### YOUR OBJECTIVE:
What is the number of lines in this listing that include the string "JSON"? Answer with that number by itself.

::: EXERCISE INPUTS

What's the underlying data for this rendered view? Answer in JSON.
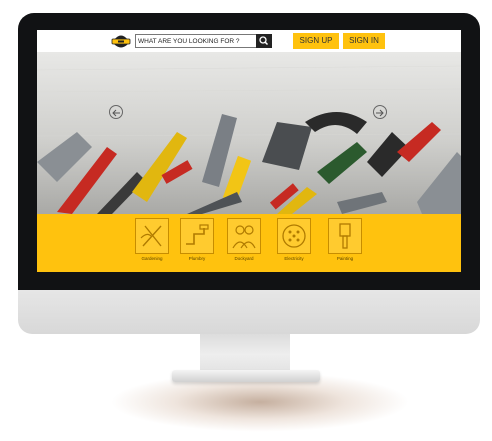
{
  "header": {
    "search_placeholder": "WHAT ARE YOU LOOKING FOR ?",
    "signup_label": "SIGN UP",
    "signin_label": "SIGN IN"
  },
  "hero": {
    "prev_icon": "arrow-left-icon",
    "next_icon": "arrow-right-icon"
  },
  "categories": [
    {
      "label": "Gardening",
      "icon": "gardening-icon"
    },
    {
      "label": "Plumbry",
      "icon": "plumbing-icon"
    },
    {
      "label": "Dockyard",
      "icon": "dockyard-icon"
    },
    {
      "label": "Electricity",
      "icon": "electricity-icon"
    },
    {
      "label": "Painting",
      "icon": "painting-icon"
    }
  ],
  "colors": {
    "accent": "#ffc20e",
    "bezel": "#111214",
    "search_button": "#222222"
  }
}
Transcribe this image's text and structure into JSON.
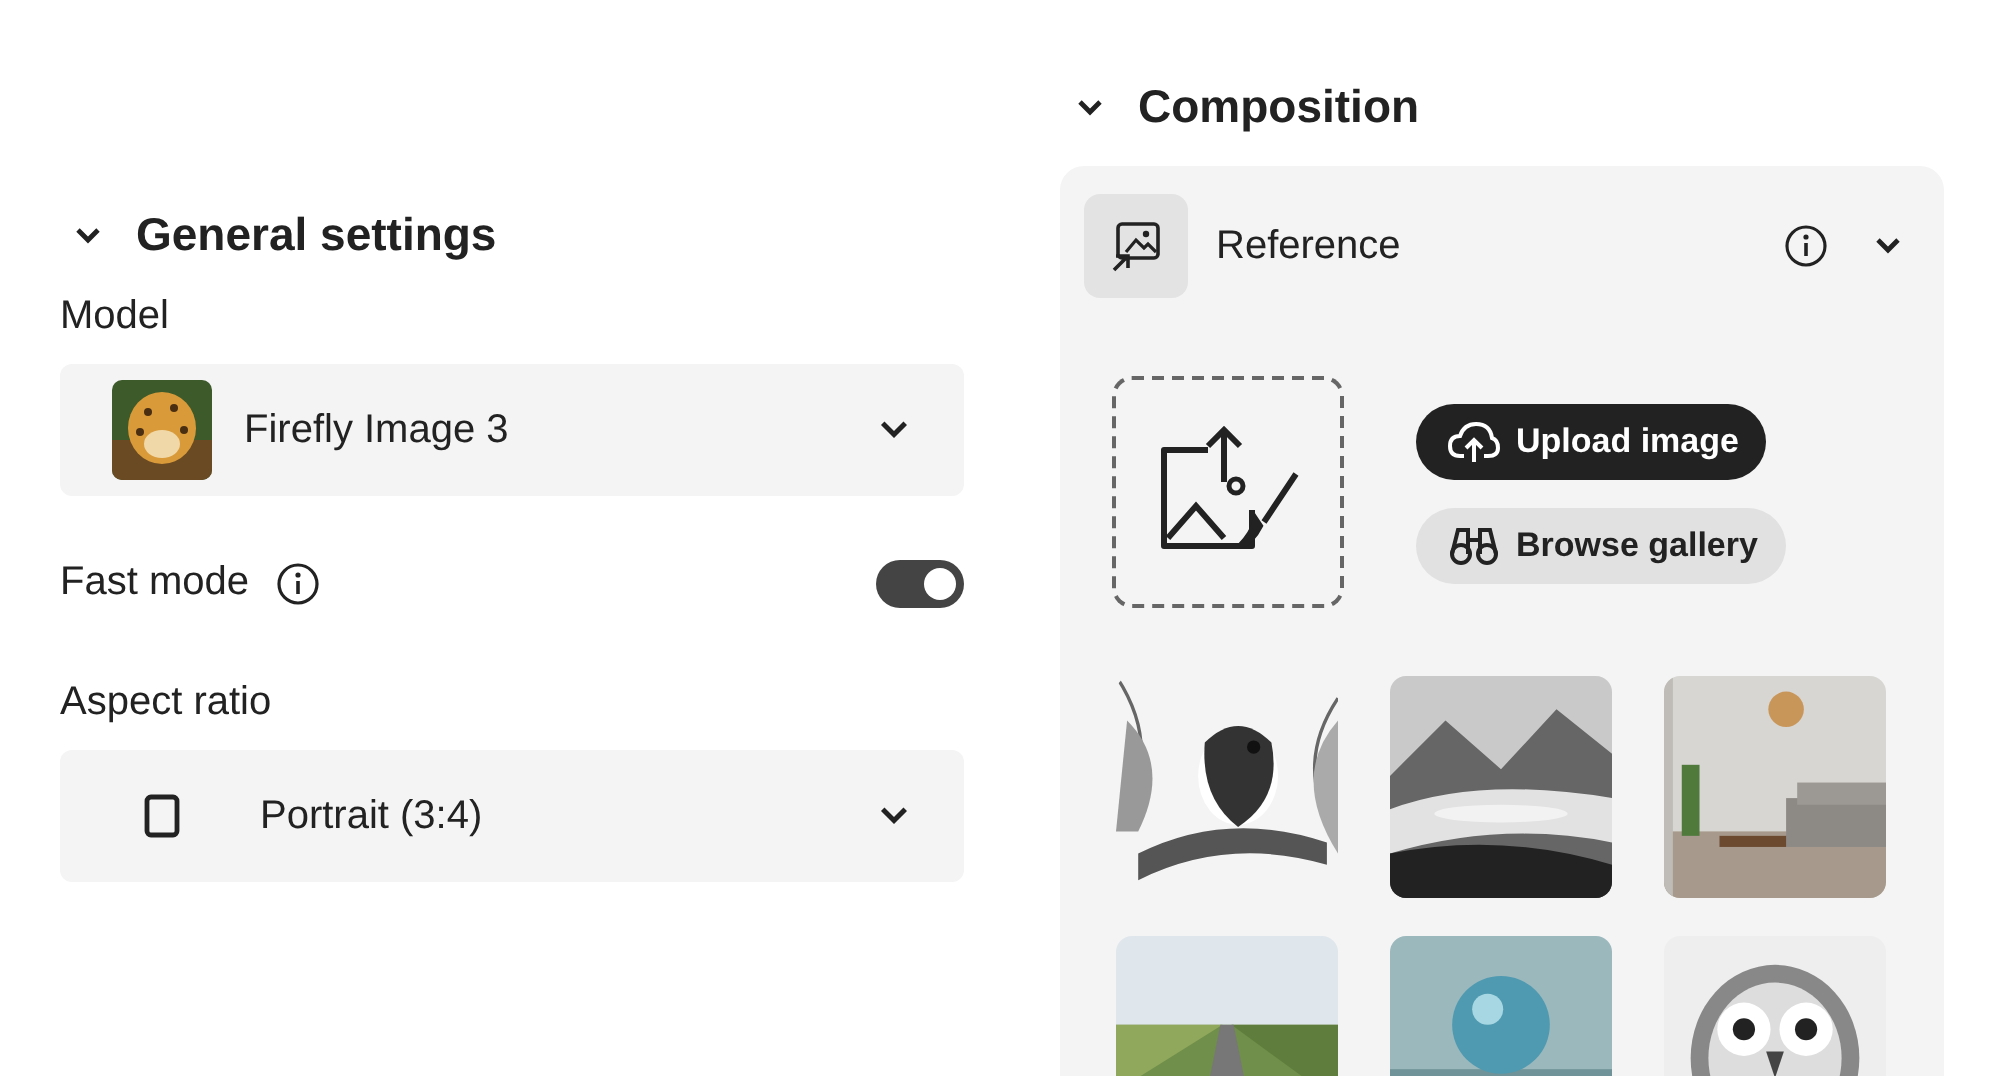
{
  "general_settings": {
    "title": "General settings",
    "expanded": true,
    "model": {
      "label": "Model",
      "value": "Firefly Image 3"
    },
    "fast_mode": {
      "label": "Fast mode",
      "on": true
    },
    "aspect_ratio": {
      "label": "Aspect ratio",
      "value": "Portrait (3:4)"
    }
  },
  "composition": {
    "title": "Composition",
    "expanded": true,
    "reference": {
      "label": "Reference",
      "expanded": true
    },
    "buttons": [
      {
        "label": "Upload image",
        "kind": "primary"
      },
      {
        "label": "Browse gallery",
        "kind": "secondary"
      }
    ]
  }
}
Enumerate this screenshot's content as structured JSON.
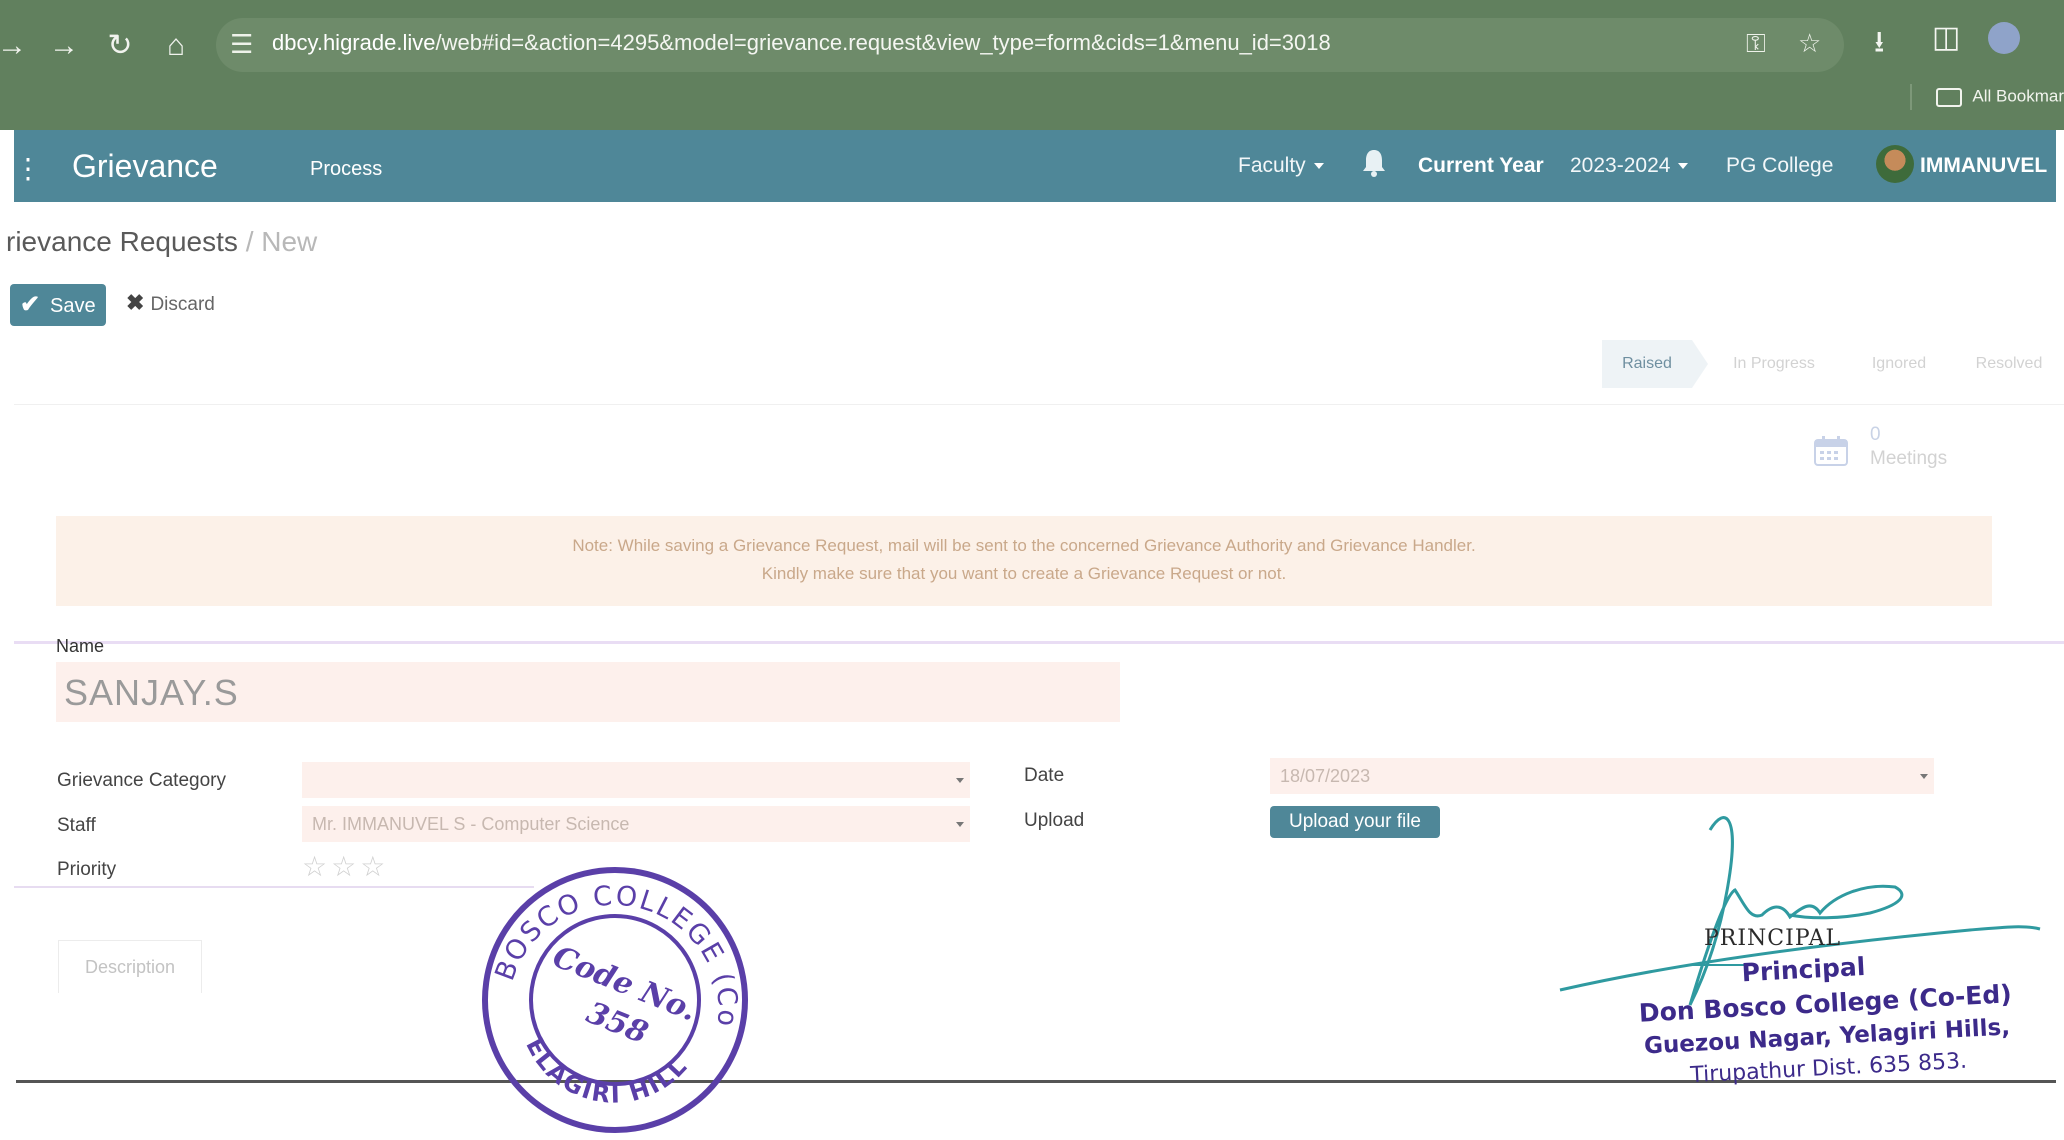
{
  "browser": {
    "url_domain": "dbcy.higrade.live",
    "url_rest": "/web#id=&action=4295&model=grievance.request&view_type=form&cids=1&menu_id=3018",
    "bookmarks_label": "All Bookmar"
  },
  "navbar": {
    "brand": "Grievance",
    "menu_process": "Process",
    "faculty": "Faculty",
    "current_year_label": "Current Year",
    "year": "2023-2024",
    "college": "PG College",
    "user": "IMMANUVEL"
  },
  "breadcrumb": {
    "parent": "rievance Requests",
    "separator": "/",
    "current": "New"
  },
  "actions": {
    "save": "Save",
    "discard": "Discard"
  },
  "status_stages": [
    {
      "label": "Raised",
      "active": true
    },
    {
      "label": "In Progress",
      "active": false
    },
    {
      "label": "Ignored",
      "active": false
    },
    {
      "label": "Resolved",
      "active": false
    }
  ],
  "meetings": {
    "count": "0",
    "label": "Meetings"
  },
  "note": {
    "line1": "Note: While saving a Grievance Request, mail will be sent to the concerned Grievance Authority and Grievance Handler.",
    "line2": "Kindly make sure that you want to create a Grievance Request or not."
  },
  "form": {
    "name_label": "Name",
    "name_value": "SANJAY.S",
    "category_label": "Grievance Category",
    "category_value": "",
    "staff_label": "Staff",
    "staff_value": "Mr. IMMANUVEL S - Computer Science",
    "priority_label": "Priority",
    "priority_stars": "☆☆☆",
    "date_label": "Date",
    "date_value": "18/07/2023",
    "upload_label": "Upload",
    "upload_button": "Upload your file"
  },
  "tabs": {
    "description": "Description"
  },
  "stamp": {
    "ring_text": "DON BOSCO COLLEGE (Co-Ed)",
    "bottom_text": "YELAGIRI HILLS",
    "center_line1": "Code No.",
    "center_line2": "358"
  },
  "signature_block": {
    "principal_caps": "PRINCIPAL",
    "title": "Principal",
    "college": "Don Bosco College (Co-Ed)",
    "address1": "Guezou Nagar, Yelagiri Hills,",
    "address2": "Tirupathur Dist. 635 853."
  },
  "colors": {
    "chrome_green": "#61805e",
    "navbar_teal": "#4f8798",
    "note_bg": "#fcf1e8",
    "stamp_purple": "#5a3fa8",
    "signature_teal": "#2f9aa0"
  }
}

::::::

### ANSWER SPACE:
3